■ WORK REQUEST
Below are records; copy every line among them that contains the word "Aquarids".

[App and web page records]
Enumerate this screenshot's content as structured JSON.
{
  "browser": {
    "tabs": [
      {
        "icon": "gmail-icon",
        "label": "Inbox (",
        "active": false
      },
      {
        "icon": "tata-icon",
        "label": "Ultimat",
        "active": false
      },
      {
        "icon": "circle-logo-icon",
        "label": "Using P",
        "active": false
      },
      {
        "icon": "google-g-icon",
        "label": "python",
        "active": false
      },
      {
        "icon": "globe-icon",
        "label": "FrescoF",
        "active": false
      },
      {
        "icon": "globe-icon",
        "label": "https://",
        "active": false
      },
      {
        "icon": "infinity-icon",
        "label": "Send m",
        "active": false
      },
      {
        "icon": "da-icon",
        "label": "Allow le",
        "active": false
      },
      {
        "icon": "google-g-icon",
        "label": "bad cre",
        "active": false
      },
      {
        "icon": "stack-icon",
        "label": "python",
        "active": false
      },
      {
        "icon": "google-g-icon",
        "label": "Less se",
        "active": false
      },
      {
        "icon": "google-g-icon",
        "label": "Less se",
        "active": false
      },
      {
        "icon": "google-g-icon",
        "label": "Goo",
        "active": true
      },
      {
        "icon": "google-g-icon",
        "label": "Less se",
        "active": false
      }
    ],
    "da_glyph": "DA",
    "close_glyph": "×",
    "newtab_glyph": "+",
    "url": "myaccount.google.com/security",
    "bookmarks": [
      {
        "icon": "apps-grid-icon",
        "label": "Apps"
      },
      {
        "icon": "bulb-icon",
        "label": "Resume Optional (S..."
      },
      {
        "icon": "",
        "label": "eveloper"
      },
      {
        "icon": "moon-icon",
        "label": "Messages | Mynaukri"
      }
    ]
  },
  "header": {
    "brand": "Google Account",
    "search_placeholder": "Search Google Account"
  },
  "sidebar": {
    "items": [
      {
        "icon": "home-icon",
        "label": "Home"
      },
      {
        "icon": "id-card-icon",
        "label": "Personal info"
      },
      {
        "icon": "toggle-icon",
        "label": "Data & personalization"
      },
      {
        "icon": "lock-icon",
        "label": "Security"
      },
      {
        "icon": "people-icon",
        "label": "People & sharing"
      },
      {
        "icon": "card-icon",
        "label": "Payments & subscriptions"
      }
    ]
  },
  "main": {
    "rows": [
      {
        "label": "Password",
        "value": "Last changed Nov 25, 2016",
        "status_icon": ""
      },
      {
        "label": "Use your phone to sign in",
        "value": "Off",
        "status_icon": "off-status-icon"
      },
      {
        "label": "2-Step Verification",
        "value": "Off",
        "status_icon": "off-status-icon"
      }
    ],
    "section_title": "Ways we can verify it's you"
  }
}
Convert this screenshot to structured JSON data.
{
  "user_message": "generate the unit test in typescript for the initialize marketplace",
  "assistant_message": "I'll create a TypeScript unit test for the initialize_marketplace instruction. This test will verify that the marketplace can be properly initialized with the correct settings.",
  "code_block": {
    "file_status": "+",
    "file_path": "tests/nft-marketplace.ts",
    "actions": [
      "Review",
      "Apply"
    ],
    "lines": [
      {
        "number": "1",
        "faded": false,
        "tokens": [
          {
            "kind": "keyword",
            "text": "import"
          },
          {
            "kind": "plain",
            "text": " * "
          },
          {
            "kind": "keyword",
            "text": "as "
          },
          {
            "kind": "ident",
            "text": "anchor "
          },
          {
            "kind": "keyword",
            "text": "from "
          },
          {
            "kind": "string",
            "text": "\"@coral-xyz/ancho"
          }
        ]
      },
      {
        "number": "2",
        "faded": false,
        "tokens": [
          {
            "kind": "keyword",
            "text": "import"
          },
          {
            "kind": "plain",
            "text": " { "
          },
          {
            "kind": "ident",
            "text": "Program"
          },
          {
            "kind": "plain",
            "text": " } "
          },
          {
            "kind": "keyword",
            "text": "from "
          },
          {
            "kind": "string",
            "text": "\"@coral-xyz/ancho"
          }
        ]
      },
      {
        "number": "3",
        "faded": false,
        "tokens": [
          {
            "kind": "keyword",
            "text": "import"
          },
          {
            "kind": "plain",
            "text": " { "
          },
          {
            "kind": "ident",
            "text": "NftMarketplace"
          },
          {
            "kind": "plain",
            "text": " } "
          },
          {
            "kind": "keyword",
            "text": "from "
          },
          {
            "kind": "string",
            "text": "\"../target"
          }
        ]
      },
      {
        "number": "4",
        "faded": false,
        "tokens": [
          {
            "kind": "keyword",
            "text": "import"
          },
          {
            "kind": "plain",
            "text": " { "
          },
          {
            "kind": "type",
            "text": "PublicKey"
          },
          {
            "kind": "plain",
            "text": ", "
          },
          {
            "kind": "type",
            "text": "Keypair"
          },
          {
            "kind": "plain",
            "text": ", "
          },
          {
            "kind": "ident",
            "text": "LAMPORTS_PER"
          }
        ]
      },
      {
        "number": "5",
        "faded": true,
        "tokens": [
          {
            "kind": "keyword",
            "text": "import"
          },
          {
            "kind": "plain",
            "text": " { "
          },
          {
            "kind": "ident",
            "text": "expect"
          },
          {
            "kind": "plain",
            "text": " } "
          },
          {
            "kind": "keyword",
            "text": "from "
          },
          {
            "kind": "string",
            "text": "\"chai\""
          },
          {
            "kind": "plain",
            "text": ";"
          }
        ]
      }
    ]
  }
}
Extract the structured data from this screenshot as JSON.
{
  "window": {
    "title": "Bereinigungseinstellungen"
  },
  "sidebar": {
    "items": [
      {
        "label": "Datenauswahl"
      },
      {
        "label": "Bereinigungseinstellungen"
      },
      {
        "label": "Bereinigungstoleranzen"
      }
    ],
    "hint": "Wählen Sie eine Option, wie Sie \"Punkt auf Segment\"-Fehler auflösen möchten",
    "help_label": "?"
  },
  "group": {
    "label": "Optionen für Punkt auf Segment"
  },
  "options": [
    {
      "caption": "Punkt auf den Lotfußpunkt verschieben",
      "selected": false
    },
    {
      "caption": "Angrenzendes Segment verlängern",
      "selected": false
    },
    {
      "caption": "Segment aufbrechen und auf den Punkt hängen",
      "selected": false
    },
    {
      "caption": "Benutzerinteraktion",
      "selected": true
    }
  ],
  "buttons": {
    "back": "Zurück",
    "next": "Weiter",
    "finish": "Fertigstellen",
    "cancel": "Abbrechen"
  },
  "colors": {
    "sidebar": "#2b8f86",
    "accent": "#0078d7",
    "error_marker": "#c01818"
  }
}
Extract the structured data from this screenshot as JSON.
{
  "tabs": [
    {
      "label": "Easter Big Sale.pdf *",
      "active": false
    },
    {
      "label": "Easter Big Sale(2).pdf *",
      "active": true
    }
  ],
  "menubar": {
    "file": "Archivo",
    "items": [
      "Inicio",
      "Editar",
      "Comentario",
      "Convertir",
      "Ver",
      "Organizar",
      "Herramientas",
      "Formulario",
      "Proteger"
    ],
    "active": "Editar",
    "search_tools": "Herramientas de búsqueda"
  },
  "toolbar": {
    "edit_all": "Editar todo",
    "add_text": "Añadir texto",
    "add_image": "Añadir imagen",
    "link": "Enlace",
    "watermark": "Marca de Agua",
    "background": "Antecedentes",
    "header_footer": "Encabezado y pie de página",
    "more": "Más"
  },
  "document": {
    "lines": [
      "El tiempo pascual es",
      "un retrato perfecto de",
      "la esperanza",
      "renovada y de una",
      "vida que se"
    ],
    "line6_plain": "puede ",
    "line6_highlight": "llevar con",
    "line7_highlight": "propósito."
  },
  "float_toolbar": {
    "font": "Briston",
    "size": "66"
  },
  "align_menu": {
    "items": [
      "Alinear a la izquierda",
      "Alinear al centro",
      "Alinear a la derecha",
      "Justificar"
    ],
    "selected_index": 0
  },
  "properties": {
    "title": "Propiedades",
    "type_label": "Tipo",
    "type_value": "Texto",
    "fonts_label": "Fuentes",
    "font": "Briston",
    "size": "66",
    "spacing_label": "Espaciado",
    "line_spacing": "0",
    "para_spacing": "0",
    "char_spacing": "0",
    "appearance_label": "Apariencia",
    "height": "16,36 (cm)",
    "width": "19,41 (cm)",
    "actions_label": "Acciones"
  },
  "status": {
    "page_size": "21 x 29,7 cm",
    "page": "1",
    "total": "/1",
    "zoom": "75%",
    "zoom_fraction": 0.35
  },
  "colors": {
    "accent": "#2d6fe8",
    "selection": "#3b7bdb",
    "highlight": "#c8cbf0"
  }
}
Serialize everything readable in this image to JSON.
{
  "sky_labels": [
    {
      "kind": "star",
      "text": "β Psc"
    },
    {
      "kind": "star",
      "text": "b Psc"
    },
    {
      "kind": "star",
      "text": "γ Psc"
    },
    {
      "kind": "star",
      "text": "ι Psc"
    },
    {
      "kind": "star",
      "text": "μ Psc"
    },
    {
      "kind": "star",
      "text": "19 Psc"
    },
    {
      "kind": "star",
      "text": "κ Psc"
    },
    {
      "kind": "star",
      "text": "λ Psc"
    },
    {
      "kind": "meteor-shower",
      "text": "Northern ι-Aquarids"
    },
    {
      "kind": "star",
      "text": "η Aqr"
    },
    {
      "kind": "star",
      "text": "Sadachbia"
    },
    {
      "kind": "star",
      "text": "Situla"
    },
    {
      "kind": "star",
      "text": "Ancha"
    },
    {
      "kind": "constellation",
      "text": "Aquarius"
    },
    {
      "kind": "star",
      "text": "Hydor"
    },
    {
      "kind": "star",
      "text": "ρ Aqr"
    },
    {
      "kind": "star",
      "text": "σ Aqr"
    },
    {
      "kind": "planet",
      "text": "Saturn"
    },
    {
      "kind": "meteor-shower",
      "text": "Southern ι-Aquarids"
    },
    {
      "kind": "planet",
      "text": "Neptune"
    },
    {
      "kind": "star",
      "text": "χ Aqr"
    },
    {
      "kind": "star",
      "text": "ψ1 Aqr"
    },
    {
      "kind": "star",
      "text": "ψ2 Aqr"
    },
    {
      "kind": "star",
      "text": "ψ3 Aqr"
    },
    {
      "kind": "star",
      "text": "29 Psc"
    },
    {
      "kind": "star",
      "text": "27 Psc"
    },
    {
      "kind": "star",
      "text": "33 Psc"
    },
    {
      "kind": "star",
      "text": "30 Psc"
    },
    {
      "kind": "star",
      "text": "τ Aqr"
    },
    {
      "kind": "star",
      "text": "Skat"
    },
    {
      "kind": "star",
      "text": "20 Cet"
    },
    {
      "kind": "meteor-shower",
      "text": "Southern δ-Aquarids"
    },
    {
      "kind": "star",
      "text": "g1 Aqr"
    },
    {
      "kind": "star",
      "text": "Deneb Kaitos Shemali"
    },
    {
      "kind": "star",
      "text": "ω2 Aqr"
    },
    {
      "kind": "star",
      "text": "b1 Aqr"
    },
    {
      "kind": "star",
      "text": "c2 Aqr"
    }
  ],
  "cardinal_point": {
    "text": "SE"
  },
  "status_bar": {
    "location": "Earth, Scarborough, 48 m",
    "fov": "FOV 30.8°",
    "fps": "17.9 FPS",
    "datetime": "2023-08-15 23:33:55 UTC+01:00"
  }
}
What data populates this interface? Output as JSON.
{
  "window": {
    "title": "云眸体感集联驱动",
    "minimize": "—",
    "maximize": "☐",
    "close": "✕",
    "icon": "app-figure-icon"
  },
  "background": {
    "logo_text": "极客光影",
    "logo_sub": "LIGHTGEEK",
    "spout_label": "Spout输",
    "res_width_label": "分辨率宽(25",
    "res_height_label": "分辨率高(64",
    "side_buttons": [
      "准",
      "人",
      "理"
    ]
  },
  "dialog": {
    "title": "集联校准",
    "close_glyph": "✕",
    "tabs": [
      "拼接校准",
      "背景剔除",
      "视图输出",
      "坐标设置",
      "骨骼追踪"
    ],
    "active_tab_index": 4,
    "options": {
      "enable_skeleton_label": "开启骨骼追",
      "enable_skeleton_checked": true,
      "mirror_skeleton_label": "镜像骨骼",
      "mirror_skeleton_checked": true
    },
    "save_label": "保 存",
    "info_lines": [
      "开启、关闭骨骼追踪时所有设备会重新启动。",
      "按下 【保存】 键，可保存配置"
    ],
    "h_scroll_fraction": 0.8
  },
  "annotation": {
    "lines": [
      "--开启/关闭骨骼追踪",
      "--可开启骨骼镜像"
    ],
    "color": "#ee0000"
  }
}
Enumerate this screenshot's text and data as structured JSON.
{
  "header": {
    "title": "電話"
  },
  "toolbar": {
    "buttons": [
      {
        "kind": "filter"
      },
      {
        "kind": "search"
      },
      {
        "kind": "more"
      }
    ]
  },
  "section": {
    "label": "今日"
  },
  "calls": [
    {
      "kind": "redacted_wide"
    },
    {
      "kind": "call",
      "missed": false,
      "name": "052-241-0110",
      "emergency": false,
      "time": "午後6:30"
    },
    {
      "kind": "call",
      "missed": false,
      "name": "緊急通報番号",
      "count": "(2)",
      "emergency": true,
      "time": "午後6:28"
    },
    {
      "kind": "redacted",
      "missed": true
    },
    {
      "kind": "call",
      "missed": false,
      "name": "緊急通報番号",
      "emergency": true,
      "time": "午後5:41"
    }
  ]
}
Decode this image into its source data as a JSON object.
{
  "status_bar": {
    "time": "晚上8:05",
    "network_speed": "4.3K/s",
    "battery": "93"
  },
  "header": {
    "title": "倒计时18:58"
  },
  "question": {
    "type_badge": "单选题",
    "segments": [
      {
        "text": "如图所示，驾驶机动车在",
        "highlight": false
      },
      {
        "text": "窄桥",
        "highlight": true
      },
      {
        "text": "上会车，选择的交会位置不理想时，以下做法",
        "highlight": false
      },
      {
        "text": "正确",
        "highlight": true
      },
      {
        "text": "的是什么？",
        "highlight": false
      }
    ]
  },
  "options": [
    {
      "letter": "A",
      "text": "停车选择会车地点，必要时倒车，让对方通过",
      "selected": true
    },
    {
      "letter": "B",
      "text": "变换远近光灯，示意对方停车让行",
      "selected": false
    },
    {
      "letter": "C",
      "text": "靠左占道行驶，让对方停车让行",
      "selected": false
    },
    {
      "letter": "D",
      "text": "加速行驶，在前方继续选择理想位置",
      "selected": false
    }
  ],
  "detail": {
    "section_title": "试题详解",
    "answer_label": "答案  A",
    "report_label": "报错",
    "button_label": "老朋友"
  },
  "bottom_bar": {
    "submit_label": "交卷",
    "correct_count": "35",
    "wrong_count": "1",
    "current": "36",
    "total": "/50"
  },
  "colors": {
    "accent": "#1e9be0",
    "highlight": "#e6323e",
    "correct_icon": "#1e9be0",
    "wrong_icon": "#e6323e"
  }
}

■ ANSWER SPACE
      "text": "Northern ι-Aquarids"
      "text": "Southern ι-Aquarids"
      "text": "Southern δ-Aquarids"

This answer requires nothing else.